TASK DETAILS: Copy every record below exactly.

GIVEN RECORDS:
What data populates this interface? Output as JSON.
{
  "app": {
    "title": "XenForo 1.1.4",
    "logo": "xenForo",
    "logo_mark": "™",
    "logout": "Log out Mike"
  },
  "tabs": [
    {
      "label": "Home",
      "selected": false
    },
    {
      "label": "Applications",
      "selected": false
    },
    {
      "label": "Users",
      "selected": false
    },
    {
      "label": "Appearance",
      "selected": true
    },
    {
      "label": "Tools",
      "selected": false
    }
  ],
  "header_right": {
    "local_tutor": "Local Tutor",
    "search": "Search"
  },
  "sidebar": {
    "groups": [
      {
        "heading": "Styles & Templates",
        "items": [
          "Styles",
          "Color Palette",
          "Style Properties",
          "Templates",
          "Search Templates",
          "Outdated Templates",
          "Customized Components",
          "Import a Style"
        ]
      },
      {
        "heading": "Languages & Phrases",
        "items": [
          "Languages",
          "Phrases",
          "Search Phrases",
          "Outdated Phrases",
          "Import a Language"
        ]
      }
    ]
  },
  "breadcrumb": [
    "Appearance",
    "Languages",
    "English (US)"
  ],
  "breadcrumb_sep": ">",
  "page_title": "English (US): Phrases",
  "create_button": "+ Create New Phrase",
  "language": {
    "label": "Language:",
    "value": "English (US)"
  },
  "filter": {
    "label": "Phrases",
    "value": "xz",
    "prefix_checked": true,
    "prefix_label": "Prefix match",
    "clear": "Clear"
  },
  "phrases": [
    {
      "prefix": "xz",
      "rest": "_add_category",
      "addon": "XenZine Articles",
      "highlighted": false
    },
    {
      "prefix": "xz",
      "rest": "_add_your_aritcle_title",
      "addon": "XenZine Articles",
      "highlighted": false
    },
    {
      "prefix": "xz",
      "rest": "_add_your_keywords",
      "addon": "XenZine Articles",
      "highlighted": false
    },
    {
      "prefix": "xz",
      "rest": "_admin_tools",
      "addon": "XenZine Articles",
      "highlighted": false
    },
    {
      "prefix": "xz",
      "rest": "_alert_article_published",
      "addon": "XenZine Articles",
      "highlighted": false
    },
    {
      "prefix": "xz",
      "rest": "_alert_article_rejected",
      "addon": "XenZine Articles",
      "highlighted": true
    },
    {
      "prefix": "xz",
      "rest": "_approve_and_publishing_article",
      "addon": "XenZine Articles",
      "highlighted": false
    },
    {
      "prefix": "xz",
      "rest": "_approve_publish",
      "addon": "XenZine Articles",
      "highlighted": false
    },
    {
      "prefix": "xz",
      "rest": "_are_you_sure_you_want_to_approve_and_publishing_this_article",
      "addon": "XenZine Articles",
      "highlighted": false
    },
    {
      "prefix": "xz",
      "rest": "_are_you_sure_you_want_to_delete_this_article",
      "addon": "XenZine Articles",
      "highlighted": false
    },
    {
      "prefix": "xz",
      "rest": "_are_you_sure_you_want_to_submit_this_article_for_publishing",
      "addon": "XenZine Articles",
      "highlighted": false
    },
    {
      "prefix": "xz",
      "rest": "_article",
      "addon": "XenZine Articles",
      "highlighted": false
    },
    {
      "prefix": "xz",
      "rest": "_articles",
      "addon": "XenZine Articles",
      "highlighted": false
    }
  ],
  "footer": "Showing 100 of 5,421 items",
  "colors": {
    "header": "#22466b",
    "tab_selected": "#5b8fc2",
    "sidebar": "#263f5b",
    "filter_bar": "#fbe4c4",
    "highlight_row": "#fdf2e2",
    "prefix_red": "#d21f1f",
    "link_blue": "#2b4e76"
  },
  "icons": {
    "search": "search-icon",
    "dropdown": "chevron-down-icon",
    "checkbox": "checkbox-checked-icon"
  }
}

RESPONSE TO THE EXERCISE:
What data populates this interface? Output as JSON.
{
  "app": {
    "title": "XenForo 1.1.4",
    "logo": "xenForo",
    "logo_mark": "™",
    "logout": "Log out Mike"
  },
  "tabs": [
    {
      "label": "Home",
      "selected": false
    },
    {
      "label": "Applications",
      "selected": false
    },
    {
      "label": "Users",
      "selected": false
    },
    {
      "label": "Appearance",
      "selected": true
    },
    {
      "label": "Tools",
      "selected": false
    }
  ],
  "header_right": {
    "local_tutor": "Local Tutor",
    "search": "Search"
  },
  "sidebar": {
    "groups": [
      {
        "heading": "Styles & Templates",
        "items": [
          "Styles",
          "Color Palette",
          "Style Properties",
          "Templates",
          "Search Templates",
          "Outdated Templates",
          "Customized Components",
          "Import a Style"
        ]
      },
      {
        "heading": "Languages & Phrases",
        "items": [
          "Languages",
          "Phrases",
          "Search Phrases",
          "Outdated Phrases",
          "Import a Language"
        ]
      }
    ]
  },
  "breadcrumb": [
    "Appearance",
    "Languages",
    "English (US)"
  ],
  "breadcrumb_sep": ">",
  "page_title": "English (US): Phrases",
  "create_button": "+ Create New Phrase",
  "language": {
    "label": "Language:",
    "value": "English (US)"
  },
  "filter": {
    "label": "Phrases",
    "value": "xz",
    "prefix_checked": true,
    "prefix_label": "Prefix match",
    "clear": "Clear"
  },
  "phrases": [
    {
      "prefix": "xz",
      "rest": "_add_category",
      "addon": "XenZine Articles",
      "highlighted": false
    },
    {
      "prefix": "xz",
      "rest": "_add_your_aritcle_title",
      "addon": "XenZine Articles",
      "highlighted": false
    },
    {
      "prefix": "xz",
      "rest": "_add_your_keywords",
      "addon": "XenZine Articles",
      "highlighted": false
    },
    {
      "prefix": "xz",
      "rest": "_admin_tools",
      "addon": "XenZine Articles",
      "highlighted": false
    },
    {
      "prefix": "xz",
      "rest": "_alert_article_published",
      "addon": "XenZine Articles",
      "highlighted": false
    },
    {
      "prefix": "xz",
      "rest": "_alert_article_rejected",
      "addon": "XenZine Articles",
      "highlighted": true
    },
    {
      "prefix": "xz",
      "rest": "_approve_and_publishing_article",
      "addon": "XenZine Articles",
      "highlighted": false
    },
    {
      "prefix": "xz",
      "rest": "_approve_publish",
      "addon": "XenZine Articles",
      "highlighted": false
    },
    {
      "prefix": "xz",
      "rest": "_are_you_sure_you_want_to_approve_and_publishing_this_article",
      "addon": "XenZine Articles",
      "highlighted": false
    },
    {
      "prefix": "xz",
      "rest": "_are_you_sure_you_want_to_delete_this_article",
      "addon": "XenZine Articles",
      "highlighted": false
    },
    {
      "prefix": "xz",
      "rest": "_are_you_sure_you_want_to_submit_this_article_for_publishing",
      "addon": "XenZine Articles",
      "highlighted": false
    },
    {
      "prefix": "xz",
      "rest": "_article",
      "addon": "XenZine Articles",
      "highlighted": false
    },
    {
      "prefix": "xz",
      "rest": "_articles",
      "addon": "XenZine Articles",
      "highlighted": false
    }
  ],
  "footer": "Showing 100 of 5,421 items",
  "colors": {
    "header": "#22466b",
    "tab_selected": "#5b8fc2",
    "sidebar": "#263f5b",
    "filter_bar": "#fbe4c4",
    "highlight_row": "#fdf2e2",
    "prefix_red": "#d21f1f",
    "link_blue": "#2b4e76"
  },
  "icons": {
    "search": "search-icon",
    "dropdown": "chevron-down-icon",
    "checkbox": "checkbox-checked-icon"
  }
}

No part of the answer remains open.